App and web page records
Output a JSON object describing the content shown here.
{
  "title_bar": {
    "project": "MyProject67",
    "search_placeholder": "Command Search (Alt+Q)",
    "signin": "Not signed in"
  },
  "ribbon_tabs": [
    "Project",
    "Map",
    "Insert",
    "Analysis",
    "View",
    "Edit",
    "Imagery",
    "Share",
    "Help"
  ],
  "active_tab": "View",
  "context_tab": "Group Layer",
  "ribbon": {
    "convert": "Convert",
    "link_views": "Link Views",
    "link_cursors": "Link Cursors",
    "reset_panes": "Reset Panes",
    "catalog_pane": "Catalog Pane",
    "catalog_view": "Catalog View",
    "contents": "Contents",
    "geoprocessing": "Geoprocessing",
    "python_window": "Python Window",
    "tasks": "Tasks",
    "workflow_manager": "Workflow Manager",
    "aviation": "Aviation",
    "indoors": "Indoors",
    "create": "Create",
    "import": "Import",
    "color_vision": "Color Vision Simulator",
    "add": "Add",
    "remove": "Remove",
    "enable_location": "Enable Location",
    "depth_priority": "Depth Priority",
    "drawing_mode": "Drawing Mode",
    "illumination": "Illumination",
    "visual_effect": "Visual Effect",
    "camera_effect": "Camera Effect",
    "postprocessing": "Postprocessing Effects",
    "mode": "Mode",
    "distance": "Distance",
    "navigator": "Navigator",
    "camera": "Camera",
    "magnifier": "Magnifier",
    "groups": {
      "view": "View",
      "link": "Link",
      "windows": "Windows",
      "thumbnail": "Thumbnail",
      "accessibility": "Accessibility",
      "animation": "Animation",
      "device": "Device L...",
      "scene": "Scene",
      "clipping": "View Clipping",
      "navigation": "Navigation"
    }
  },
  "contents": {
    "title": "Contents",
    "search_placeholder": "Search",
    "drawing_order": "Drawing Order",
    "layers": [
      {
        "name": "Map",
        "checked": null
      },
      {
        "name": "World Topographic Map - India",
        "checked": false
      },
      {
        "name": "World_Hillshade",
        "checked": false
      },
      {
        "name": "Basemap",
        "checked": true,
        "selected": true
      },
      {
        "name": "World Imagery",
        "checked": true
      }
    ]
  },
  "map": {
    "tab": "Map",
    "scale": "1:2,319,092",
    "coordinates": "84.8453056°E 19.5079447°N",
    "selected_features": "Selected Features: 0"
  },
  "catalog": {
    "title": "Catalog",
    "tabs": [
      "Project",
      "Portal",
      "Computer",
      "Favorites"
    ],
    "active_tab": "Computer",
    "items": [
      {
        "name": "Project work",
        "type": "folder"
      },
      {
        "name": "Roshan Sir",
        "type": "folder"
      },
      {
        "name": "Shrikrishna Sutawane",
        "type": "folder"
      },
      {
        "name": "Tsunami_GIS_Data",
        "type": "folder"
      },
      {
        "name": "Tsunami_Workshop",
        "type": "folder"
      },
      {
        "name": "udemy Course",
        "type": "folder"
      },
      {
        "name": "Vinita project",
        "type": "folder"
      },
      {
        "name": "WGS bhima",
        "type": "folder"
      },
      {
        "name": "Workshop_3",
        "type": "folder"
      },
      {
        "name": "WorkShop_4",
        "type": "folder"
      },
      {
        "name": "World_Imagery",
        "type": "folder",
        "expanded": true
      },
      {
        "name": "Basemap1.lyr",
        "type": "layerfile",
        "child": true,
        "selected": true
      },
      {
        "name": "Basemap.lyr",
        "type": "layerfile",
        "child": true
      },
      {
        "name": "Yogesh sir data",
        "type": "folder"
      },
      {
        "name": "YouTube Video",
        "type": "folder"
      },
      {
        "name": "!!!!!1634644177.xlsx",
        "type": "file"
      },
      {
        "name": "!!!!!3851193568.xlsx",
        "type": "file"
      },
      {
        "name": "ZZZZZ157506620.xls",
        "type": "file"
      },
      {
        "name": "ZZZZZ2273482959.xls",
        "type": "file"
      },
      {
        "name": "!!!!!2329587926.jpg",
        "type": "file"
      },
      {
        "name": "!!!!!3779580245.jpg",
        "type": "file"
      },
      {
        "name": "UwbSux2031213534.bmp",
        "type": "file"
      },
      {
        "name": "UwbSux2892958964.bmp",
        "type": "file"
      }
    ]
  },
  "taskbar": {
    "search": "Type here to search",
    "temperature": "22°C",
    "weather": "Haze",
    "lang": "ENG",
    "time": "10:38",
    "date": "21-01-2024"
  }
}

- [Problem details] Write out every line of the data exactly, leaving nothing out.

- [Solution for this exercise]
Output a JSON object describing the content shown here.
{
  "title_bar": {
    "project": "MyProject67",
    "search_placeholder": "Command Search (Alt+Q)",
    "signin": "Not signed in"
  },
  "ribbon_tabs": [
    "Project",
    "Map",
    "Insert",
    "Analysis",
    "View",
    "Edit",
    "Imagery",
    "Share",
    "Help"
  ],
  "active_tab": "View",
  "context_tab": "Group Layer",
  "ribbon": {
    "convert": "Convert",
    "link_views": "Link Views",
    "link_cursors": "Link Cursors",
    "reset_panes": "Reset Panes",
    "catalog_pane": "Catalog Pane",
    "catalog_view": "Catalog View",
    "contents": "Contents",
    "geoprocessing": "Geoprocessing",
    "python_window": "Python Window",
    "tasks": "Tasks",
    "workflow_manager": "Workflow Manager",
    "aviation": "Aviation",
    "indoors": "Indoors",
    "create": "Create",
    "import": "Import",
    "color_vision": "Color Vision Simulator",
    "add": "Add",
    "remove": "Remove",
    "enable_location": "Enable Location",
    "depth_priority": "Depth Priority",
    "drawing_mode": "Drawing Mode",
    "illumination": "Illumination",
    "visual_effect": "Visual Effect",
    "camera_effect": "Camera Effect",
    "postprocessing": "Postprocessing Effects",
    "mode": "Mode",
    "distance": "Distance",
    "navigator": "Navigator",
    "camera": "Camera",
    "magnifier": "Magnifier",
    "groups": {
      "view": "View",
      "link": "Link",
      "windows": "Windows",
      "thumbnail": "Thumbnail",
      "accessibility": "Accessibility",
      "animation": "Animation",
      "device": "Device L...",
      "scene": "Scene",
      "clipping": "View Clipping",
      "navigation": "Navigation"
    }
  },
  "contents": {
    "title": "Contents",
    "search_placeholder": "Search",
    "drawing_order": "Drawing Order",
    "layers": [
      {
        "name": "Map",
        "checked": null
      },
      {
        "name": "World Topographic Map - India",
        "checked": false
      },
      {
        "name": "World_Hillshade",
        "checked": false
      },
      {
        "name": "Basemap",
        "checked": true,
        "selected": true
      },
      {
        "name": "World Imagery",
        "checked": true
      }
    ]
  },
  "map": {
    "tab": "Map",
    "scale": "1:2,319,092",
    "coordinates": "84.8453056°E 19.5079447°N",
    "selected_features": "Selected Features: 0"
  },
  "catalog": {
    "title": "Catalog",
    "tabs": [
      "Project",
      "Portal",
      "Computer",
      "Favorites"
    ],
    "active_tab": "Computer",
    "items": [
      {
        "name": "Project work",
        "type": "folder"
      },
      {
        "name": "Roshan Sir",
        "type": "folder"
      },
      {
        "name": "Shrikrishna Sutawane",
        "type": "folder"
      },
      {
        "name": "Tsunami_GIS_Data",
        "type": "folder"
      },
      {
        "name": "Tsunami_Workshop",
        "type": "folder"
      },
      {
        "name": "udemy Course",
        "type": "folder"
      },
      {
        "name": "Vinita project",
        "type": "folder"
      },
      {
        "name": "WGS bhima",
        "type": "folder"
      },
      {
        "name": "Workshop_3",
        "type": "folder"
      },
      {
        "name": "WorkShop_4",
        "type": "folder"
      },
      {
        "name": "World_Imagery",
        "type": "folder",
        "expanded": true
      },
      {
        "name": "Basemap1.lyr",
        "type": "layerfile",
        "child": true,
        "selected": true
      },
      {
        "name": "Basemap.lyr",
        "type": "layerfile",
        "child": true
      },
      {
        "name": "Yogesh sir data",
        "type": "folder"
      },
      {
        "name": "YouTube Video",
        "type": "folder"
      },
      {
        "name": "!!!!!1634644177.xlsx",
        "type": "file"
      },
      {
        "name": "!!!!!3851193568.xlsx",
        "type": "file"
      },
      {
        "name": "ZZZZZ157506620.xls",
        "type": "file"
      },
      {
        "name": "ZZZZZ2273482959.xls",
        "type": "file"
      },
      {
        "name": "!!!!!2329587926.jpg",
        "type": "file"
      },
      {
        "name": "!!!!!3779580245.jpg",
        "type": "file"
      },
      {
        "name": "UwbSux2031213534.bmp",
        "type": "file"
      },
      {
        "name": "UwbSux2892958964.bmp",
        "type": "file"
      }
    ]
  },
  "taskbar": {
    "search": "Type here to search",
    "temperature": "22°C",
    "weather": "Haze",
    "lang": "ENG",
    "time": "10:38",
    "date": "21-01-2024"
  }
}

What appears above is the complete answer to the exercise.